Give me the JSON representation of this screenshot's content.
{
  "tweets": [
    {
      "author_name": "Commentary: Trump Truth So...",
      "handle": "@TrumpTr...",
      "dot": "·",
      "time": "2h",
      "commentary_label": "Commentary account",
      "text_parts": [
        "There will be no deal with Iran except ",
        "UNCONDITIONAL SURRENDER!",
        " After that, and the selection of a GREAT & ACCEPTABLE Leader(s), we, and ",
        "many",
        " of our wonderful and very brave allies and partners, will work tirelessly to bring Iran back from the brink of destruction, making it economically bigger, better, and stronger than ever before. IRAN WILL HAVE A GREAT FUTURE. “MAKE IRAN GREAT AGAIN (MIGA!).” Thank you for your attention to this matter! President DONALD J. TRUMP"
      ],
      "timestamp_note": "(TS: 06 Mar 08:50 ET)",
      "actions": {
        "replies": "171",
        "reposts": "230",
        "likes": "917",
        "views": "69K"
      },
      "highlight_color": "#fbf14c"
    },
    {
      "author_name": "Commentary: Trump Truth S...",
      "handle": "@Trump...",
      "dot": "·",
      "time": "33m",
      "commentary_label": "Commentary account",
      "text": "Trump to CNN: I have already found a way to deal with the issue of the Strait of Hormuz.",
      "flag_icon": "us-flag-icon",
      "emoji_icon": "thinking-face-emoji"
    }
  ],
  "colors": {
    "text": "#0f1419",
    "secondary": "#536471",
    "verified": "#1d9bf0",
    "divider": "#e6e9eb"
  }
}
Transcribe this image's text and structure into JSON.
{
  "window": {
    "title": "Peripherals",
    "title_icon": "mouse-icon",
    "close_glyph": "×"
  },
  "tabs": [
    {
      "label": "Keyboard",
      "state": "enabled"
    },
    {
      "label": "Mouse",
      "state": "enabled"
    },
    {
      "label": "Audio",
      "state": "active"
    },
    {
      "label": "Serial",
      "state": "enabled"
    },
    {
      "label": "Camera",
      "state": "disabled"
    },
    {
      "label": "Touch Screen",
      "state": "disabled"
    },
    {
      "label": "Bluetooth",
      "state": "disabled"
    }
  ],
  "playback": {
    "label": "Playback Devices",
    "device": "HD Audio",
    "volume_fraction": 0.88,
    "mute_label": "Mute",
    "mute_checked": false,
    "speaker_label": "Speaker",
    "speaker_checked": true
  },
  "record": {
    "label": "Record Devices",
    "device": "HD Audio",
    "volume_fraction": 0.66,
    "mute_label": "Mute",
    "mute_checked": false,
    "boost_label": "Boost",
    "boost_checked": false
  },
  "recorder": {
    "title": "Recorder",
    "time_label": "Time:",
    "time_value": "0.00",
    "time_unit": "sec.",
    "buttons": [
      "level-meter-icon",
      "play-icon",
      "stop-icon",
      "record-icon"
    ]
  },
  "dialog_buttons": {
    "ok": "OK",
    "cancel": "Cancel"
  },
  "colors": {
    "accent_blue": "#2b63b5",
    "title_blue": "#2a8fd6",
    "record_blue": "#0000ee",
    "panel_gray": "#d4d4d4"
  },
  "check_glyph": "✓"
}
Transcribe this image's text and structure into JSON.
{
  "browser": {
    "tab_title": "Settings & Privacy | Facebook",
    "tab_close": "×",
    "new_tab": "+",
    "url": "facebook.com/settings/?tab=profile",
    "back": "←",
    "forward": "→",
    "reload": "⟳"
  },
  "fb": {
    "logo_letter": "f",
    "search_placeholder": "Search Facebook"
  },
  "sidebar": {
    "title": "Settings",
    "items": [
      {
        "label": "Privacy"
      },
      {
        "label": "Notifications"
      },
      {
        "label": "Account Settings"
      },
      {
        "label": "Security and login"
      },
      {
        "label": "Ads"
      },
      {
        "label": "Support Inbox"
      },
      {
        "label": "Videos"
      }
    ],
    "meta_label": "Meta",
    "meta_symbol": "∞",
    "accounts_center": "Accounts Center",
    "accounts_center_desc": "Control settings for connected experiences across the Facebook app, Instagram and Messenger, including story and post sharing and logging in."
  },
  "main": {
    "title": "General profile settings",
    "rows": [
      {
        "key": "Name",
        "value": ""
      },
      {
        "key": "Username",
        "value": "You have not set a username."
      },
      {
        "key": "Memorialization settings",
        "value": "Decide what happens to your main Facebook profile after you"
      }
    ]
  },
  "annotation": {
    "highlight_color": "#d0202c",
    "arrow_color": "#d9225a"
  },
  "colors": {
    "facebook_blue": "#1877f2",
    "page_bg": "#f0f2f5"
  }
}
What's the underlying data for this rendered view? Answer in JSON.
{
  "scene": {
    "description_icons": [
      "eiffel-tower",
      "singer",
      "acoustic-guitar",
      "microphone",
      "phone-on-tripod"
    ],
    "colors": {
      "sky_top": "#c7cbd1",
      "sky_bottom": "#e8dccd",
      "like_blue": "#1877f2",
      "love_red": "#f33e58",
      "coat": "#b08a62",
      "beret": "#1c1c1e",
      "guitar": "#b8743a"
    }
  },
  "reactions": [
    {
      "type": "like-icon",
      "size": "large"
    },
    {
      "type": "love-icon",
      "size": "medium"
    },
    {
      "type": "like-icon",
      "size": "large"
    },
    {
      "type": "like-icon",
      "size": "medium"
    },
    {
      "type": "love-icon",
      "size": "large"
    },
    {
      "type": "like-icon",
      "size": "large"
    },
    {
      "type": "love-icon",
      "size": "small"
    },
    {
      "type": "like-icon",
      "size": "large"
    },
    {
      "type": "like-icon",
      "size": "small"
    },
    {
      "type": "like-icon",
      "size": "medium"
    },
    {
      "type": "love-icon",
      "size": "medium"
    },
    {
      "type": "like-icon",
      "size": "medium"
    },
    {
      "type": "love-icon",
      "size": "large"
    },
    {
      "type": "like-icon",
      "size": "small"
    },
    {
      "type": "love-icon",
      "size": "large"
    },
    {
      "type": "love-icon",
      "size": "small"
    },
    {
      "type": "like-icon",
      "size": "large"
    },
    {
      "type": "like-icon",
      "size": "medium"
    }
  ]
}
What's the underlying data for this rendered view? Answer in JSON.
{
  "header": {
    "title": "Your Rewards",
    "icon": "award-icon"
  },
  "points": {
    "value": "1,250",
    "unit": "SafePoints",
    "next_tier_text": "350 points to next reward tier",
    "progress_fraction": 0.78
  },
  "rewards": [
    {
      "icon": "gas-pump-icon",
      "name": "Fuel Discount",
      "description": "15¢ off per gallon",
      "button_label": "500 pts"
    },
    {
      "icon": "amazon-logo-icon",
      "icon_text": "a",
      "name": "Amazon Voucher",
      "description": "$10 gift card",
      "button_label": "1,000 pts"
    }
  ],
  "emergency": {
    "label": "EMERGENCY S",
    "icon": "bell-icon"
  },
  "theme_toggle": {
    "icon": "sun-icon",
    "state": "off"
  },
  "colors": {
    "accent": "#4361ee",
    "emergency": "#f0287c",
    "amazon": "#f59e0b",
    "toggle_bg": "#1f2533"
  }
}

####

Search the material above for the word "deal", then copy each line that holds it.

→ Written response
        "There will be no deal with Iran except ",
      "text": "Trump to CNN: I have already found a way to deal with the issue of the Strait of Hormuz.",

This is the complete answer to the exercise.